[Opening SUPPLIED DATA section]
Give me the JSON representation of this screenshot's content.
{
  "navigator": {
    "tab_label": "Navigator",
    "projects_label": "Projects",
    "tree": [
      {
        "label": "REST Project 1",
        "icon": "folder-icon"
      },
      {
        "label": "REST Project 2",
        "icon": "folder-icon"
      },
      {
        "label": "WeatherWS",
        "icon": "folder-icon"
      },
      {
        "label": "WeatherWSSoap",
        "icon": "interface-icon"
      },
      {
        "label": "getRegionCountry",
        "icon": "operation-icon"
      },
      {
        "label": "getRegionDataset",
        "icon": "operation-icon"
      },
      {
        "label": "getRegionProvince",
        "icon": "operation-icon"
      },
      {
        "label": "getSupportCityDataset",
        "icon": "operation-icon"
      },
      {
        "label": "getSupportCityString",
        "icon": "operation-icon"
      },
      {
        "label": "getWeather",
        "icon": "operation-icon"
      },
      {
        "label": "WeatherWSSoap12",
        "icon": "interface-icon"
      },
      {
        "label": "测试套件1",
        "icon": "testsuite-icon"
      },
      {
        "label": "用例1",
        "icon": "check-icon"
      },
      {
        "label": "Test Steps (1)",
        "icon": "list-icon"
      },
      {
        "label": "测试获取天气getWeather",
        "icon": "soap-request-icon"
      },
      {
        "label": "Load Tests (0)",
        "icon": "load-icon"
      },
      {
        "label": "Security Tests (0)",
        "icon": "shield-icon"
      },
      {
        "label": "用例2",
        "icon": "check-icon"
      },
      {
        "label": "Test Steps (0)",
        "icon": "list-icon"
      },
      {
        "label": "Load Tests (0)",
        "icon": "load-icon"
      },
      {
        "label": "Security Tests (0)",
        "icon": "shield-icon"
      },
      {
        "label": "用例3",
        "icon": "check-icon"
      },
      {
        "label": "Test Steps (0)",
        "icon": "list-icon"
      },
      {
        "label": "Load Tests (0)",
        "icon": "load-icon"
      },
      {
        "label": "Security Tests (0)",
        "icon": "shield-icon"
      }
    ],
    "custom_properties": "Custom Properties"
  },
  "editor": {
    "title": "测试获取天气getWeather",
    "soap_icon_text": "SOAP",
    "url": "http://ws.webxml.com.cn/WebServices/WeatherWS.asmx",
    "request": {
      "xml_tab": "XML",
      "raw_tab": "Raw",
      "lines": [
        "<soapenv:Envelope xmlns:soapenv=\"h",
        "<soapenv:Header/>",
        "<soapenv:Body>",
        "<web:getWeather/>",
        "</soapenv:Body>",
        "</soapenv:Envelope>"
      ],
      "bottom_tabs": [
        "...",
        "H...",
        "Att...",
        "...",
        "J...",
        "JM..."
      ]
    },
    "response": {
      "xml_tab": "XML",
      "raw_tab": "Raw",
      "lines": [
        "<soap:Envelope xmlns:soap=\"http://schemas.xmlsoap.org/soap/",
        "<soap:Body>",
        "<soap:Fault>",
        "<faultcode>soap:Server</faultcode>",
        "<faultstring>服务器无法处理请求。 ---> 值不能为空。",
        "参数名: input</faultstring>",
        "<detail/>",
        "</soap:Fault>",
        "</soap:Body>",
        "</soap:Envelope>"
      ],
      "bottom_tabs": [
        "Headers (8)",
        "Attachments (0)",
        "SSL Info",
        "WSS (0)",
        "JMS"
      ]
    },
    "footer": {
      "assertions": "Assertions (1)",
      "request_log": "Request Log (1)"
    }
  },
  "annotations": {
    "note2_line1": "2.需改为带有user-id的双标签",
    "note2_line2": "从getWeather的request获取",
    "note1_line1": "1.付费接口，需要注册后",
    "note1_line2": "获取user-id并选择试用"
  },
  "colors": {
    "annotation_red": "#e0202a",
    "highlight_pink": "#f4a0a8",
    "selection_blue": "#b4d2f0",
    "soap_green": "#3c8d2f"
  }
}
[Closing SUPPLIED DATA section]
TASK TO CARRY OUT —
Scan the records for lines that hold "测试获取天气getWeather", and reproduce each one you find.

WRITTEN RESPONSE —
        "label": "测试获取天气getWeather",
    "title": "测试获取天气getWeather",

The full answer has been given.